Last is a new kind of cricket. There were a few of these, all female, on this one tree trunk. I don’t like to think about how much time it took me to find the ID, mainly b/c I was barking up the wrong tree as it were. But now we both know it’s a jumping bush cricket, Orocharis saltator. This is a member of a group of species called loud singing bush crickets! Maybe I’ve heard of them…
Jumping bush cricket by Mark Sturtevant, on Flickr
I need to roll over rotting logs and lift up loose... (show quote)


Great set of images!!!! Mark

| Reply
Sep 17, 2020 11:29:33   #
Cwilson341 Loc: Central Florida
 
Mark, these are outstanding shots. You’ve managed to turn creepy crawlies into beautiful beings!

| Reply
Sep 18, 2020 08:52:35   #
raymondh Loc: Walker, MI
 
Always interesting! (I would move the hornet into the permanent dead department - they’re nasty.)

| Reply
Sep 18, 2020 08:58:11   #
Country Boy Loc: Beckley, WV
 
Very interesting series and well done!

| Reply
Sep 18, 2020 08:58:55   #
EnglishBrenda Loc: Kent, England
 
I need to look under logs too. Nice selection and write up.

| Reply
Sep 18, 2020 09:13:00   #
docshark Loc: Long Neck, DE
 
Outstanding set Mark!!!
-Doc

| Reply
Sep 18, 2020 09:30:26   #
JRiepe Loc: Southern Illinois
 
Nice shots Mark. When I would visit the forest preserves in Northern Illinois I would turn over boards, logs and pieces of tin looking for critters to shoot. I found worms, slugs, spiders and several insects.

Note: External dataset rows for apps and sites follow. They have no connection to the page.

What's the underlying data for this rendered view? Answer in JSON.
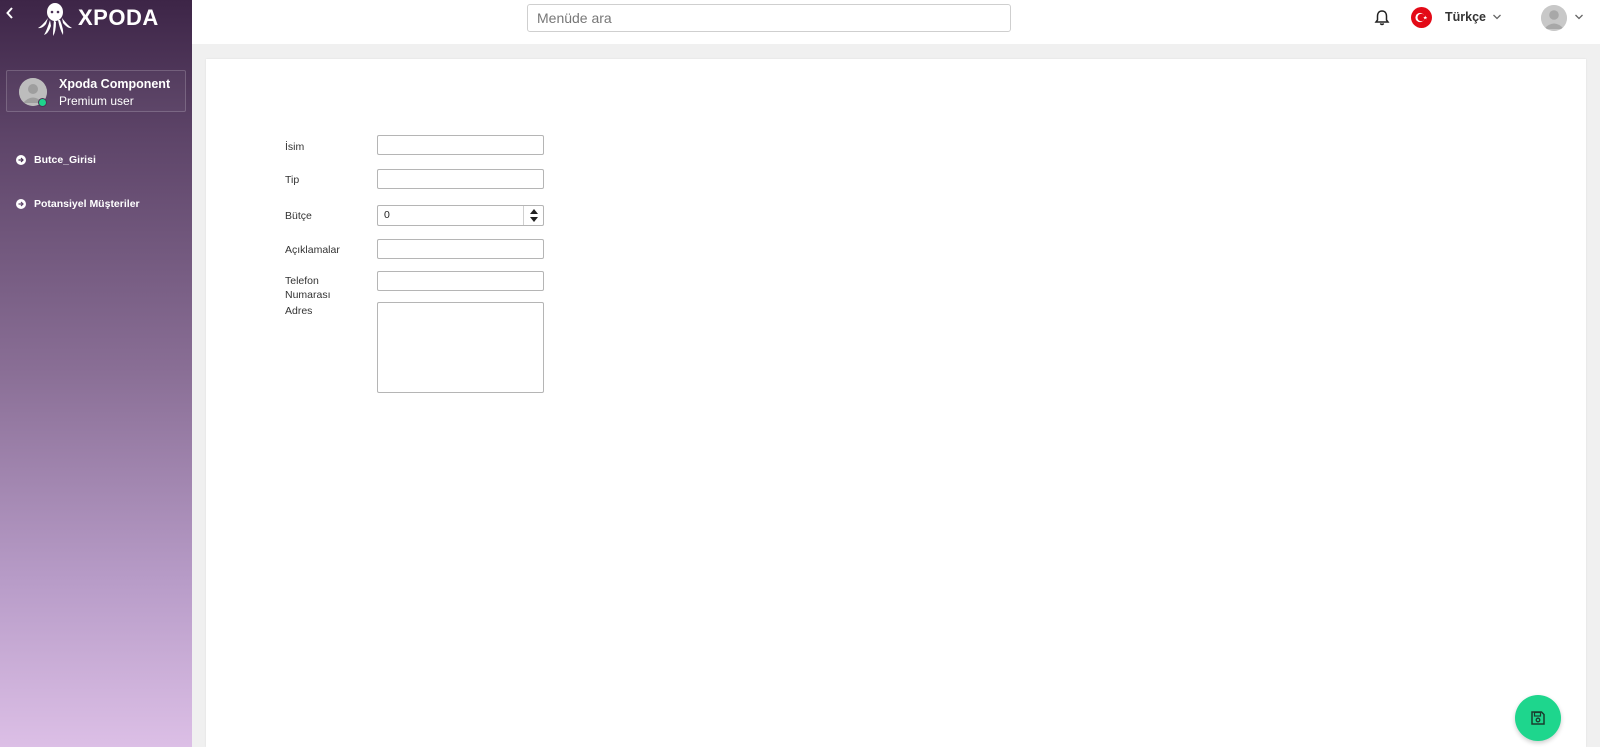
{
  "app": {
    "logo_text": "XPODA"
  },
  "user": {
    "name": "Xpoda Component",
    "role": "Premium user"
  },
  "sidebar": {
    "items": [
      {
        "label": "Butce_Girisi"
      },
      {
        "label": "Potansiyel Müşteriler"
      }
    ]
  },
  "search": {
    "placeholder": "Menüde ara",
    "value": ""
  },
  "topbar": {
    "language": "Türkçe"
  },
  "form": {
    "fields": [
      {
        "label": "İsim",
        "value": ""
      },
      {
        "label": "Tip",
        "value": ""
      },
      {
        "label": "Bütçe",
        "value": "0"
      },
      {
        "label": "Açıklamalar",
        "value": ""
      },
      {
        "label": "Telefon Numarası",
        "value": ""
      },
      {
        "label": "Adres",
        "value": ""
      }
    ]
  },
  "colors": {
    "sidebar_top": "#3d2547",
    "sidebar_bottom": "#dcbfe6",
    "accent_green": "#1ed68d",
    "status_online": "#1fd28c",
    "flag_red": "#e30a17"
  },
  "icons": {
    "collapse": "chevron-left-icon",
    "logo": "octopus-logo-icon",
    "nav": "arrow-circle-right-icon",
    "notification": "bell-icon",
    "language_flag": "turkey-flag-icon",
    "dropdown": "chevron-down-icon",
    "save": "floppy-disk-icon"
  }
}
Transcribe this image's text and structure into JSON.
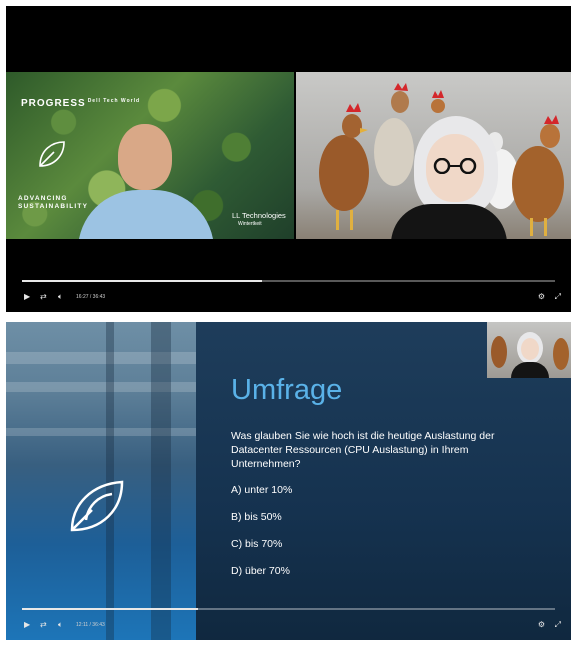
{
  "player1": {
    "left_tile": {
      "brand": "PROGRESS",
      "brand_sub": "Dell Tech World",
      "tagline_line1": "ADVANCING",
      "tagline_line2": "SUSTAINABILITY",
      "partner_logo": "LL Technologies",
      "partner_sub": "Wintertkeit"
    },
    "controls": {
      "time": "16:27 / 36:43",
      "progress": 0.45
    }
  },
  "player2": {
    "slide": {
      "title": "Umfrage",
      "question": "Was glauben Sie wie hoch ist die heutige Auslastung der Datacenter Ressourcen (CPU Auslastung) in Ihrem Unternehmen?",
      "options": [
        "A) unter 10%",
        "B) bis 50%",
        "C) bis 70%",
        "D) über 70%"
      ]
    },
    "controls": {
      "time": "12:11 / 36:43",
      "progress": 0.33
    }
  },
  "icons": {
    "play": "play-icon",
    "loop": "loop-icon",
    "volume": "volume-icon",
    "settings": "gear-icon",
    "fullscreen": "fullscreen-icon"
  }
}
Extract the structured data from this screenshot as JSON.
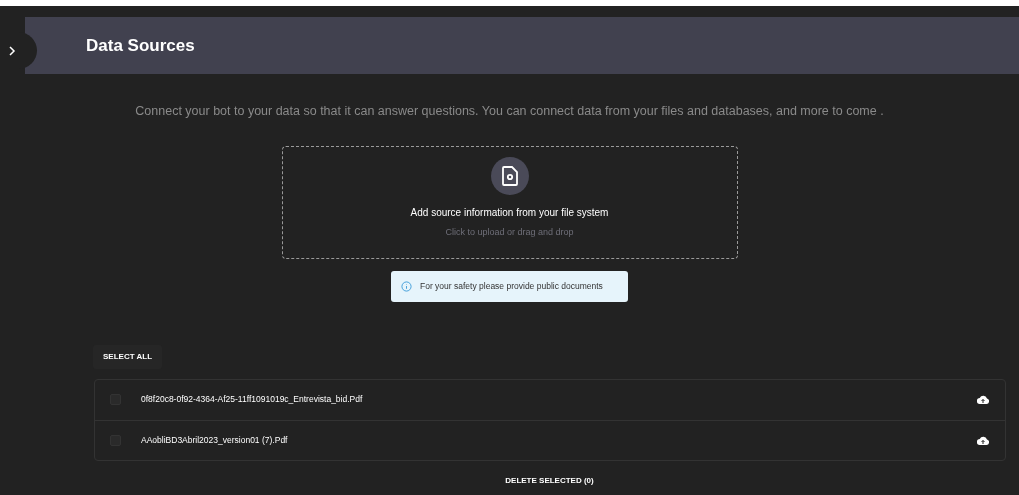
{
  "header": {
    "title": "Data Sources"
  },
  "intro": "Connect your bot to your data so that it can answer questions. You can connect data from your files and databases, and more to come .",
  "dropzone": {
    "title": "Add source information from your file system",
    "hint": "Click to upload or drag and drop"
  },
  "notice": "For your safety please provide public documents",
  "select_all": "SELECT ALL",
  "files": [
    {
      "name": "0f8f20c8-0f92-4364-Af25-11ff1091019c_Entrevista_bid.Pdf",
      "checked": false
    },
    {
      "name": "AAobliBD3Abril2023_version01 (7).Pdf",
      "checked": false
    }
  ],
  "delete_button": "DELETE SELECTED (0)"
}
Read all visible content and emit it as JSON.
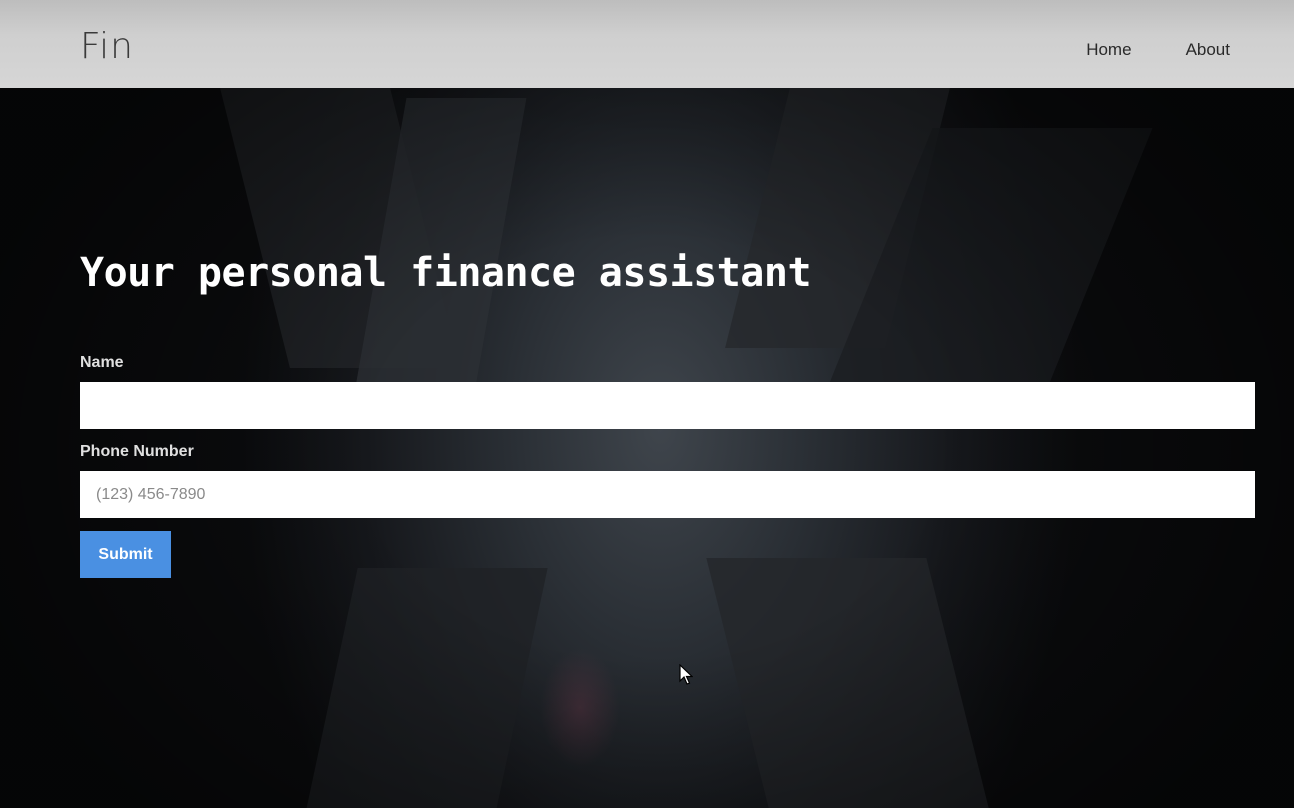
{
  "header": {
    "logo": "Fin",
    "nav": [
      {
        "label": "Home"
      },
      {
        "label": "About"
      }
    ]
  },
  "hero": {
    "headline": "Your personal finance assistant"
  },
  "form": {
    "name": {
      "label": "Name",
      "value": "",
      "placeholder": ""
    },
    "phone": {
      "label": "Phone Number",
      "value": "",
      "placeholder": "(123) 456-7890"
    },
    "submit_label": "Submit"
  },
  "colors": {
    "header_bg": "#d6d6d6",
    "accent": "#4a90e2",
    "hero_bg": "#16181c"
  },
  "icons": {
    "cursor": "mouse-pointer-icon"
  }
}
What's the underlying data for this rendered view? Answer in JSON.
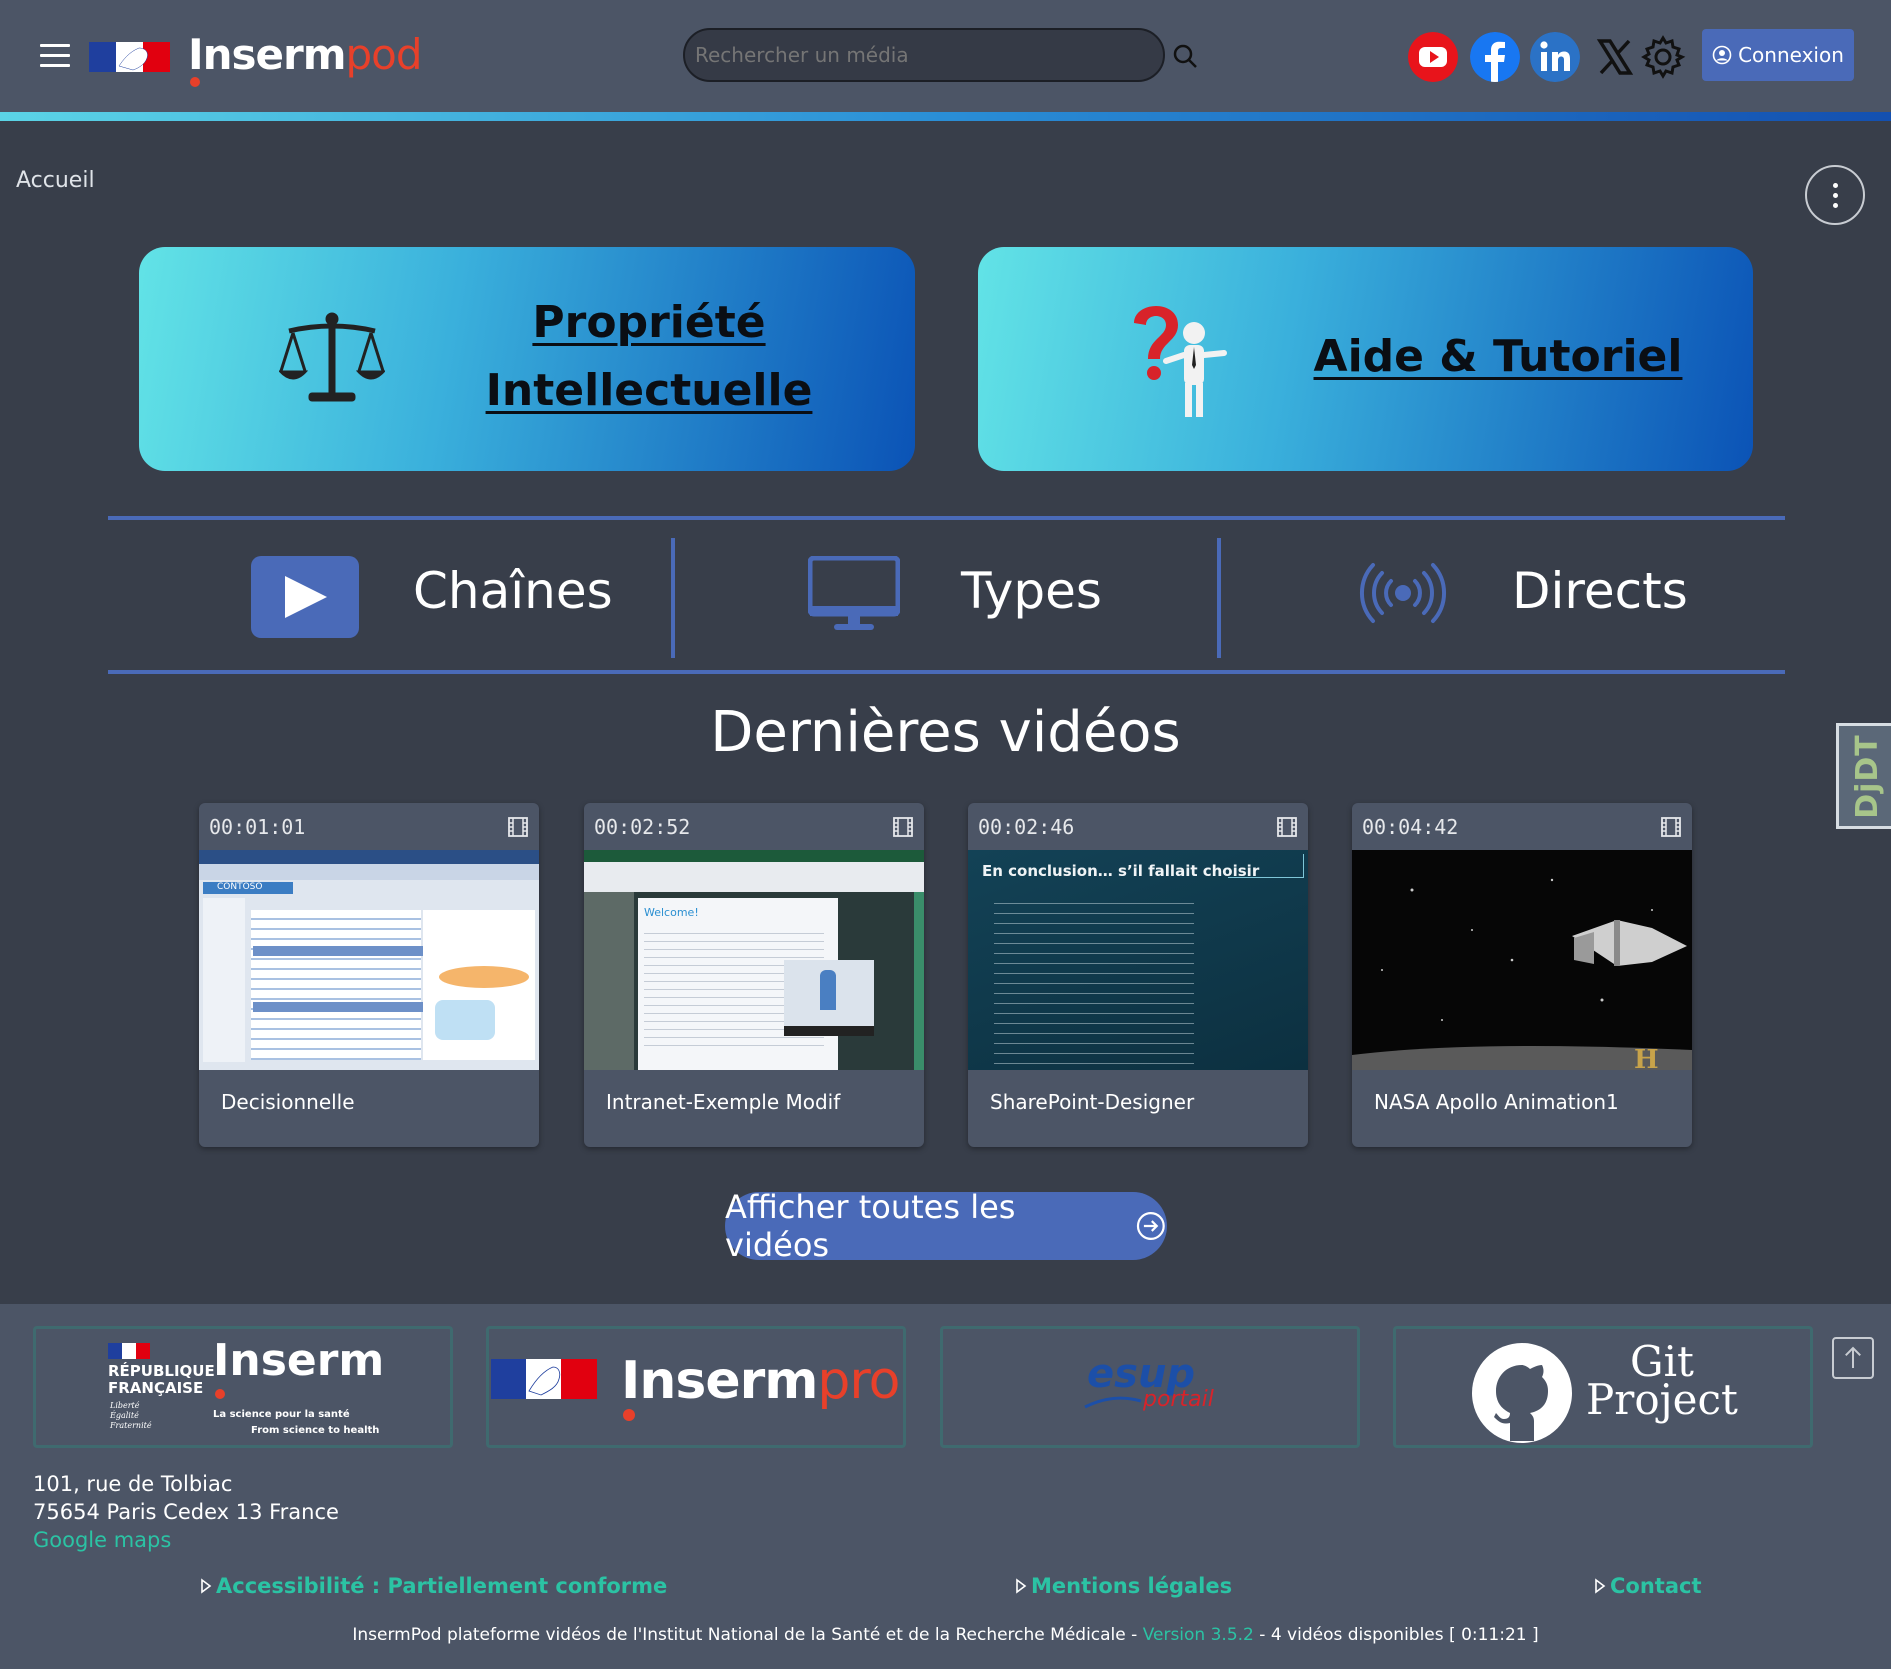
{
  "header": {
    "brand_main": "Inserm",
    "brand_accent": "pod",
    "search_placeholder": "Rechercher un média",
    "login_label": "Connexion",
    "social": [
      "youtube-icon",
      "facebook-icon",
      "linkedin-icon",
      "x-icon"
    ]
  },
  "breadcrumb": "Accueil",
  "banners": {
    "left_line1": "Propriété",
    "left_line2": "Intellectuelle",
    "right": "Aide & Tutoriel"
  },
  "nav": {
    "chaines": "Chaînes",
    "types": "Types",
    "directs": "Directs"
  },
  "latest": {
    "title": "Dernières vidéos",
    "videos": [
      {
        "duration": "00:01:01",
        "title": "Decisionnelle"
      },
      {
        "duration": "00:02:52",
        "title": "Intranet-Exemple Modif"
      },
      {
        "duration": "00:02:46",
        "title": "SharePoint-Designer"
      },
      {
        "duration": "00:04:42",
        "title": "NASA Apollo Animation1"
      }
    ],
    "thumb_texts": {
      "contoso": "CONTOSO",
      "welcome": "Welcome!",
      "conclusion": "En conclusion… s’il fallait choisir"
    },
    "all_label": "Afficher toutes les vidéos"
  },
  "debug_toolbar": "DjDT",
  "footer": {
    "logos": {
      "rf_line1": "RÉPUBLIQUE",
      "rf_line2": "FRANÇAISE",
      "rf_motto1": "Liberté",
      "rf_motto2": "Égalité",
      "rf_motto3": "Fraternité",
      "inserm": "Inserm",
      "inserm_tag1": "La science pour la santé",
      "inserm_tag2": "From science to health",
      "pro_main": "Inserm",
      "pro_accent": "pro",
      "esup_main": "esup",
      "esup_sub": "portail",
      "git_line1": "Git",
      "git_line2": "Project"
    },
    "address_line1": "101, rue de Tolbiac",
    "address_line2": "75654 Paris Cedex 13 France",
    "maps_link": "Google maps",
    "links": {
      "accessibility": "Accessibilité : Partiellement conforme",
      "legal": "Mentions légales",
      "contact": "Contact"
    },
    "bottom_prefix": "InsermPod plateforme vidéos de l'Institut National de la Santé et de la Recherche Médicale - ",
    "version": "Version 3.5.2",
    "bottom_suffix": " - 4 vidéos disponibles [ 0:11:21 ]"
  }
}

| Reply
Sep 18, 2020 10:34:42   #
tinusbum Loc: east texas
 
good job!

| Reply
Sep 18, 2020 13:57:58   #
sippyjug104 Loc: Missouri
 
Excellent Series!

| Reply
Sep 18, 2020 17:21:06   #
Ourspolair
 
Great post and interesting narrative. Excellent images - stay well and keep on posting!

| Reply
If you want to reply, then register here. Registration is free and your account is created instantly, so you can post right away.
UglyHedgehog.com - Forum
Copyright 2011-2020 Ugly Hedgehog, Inc.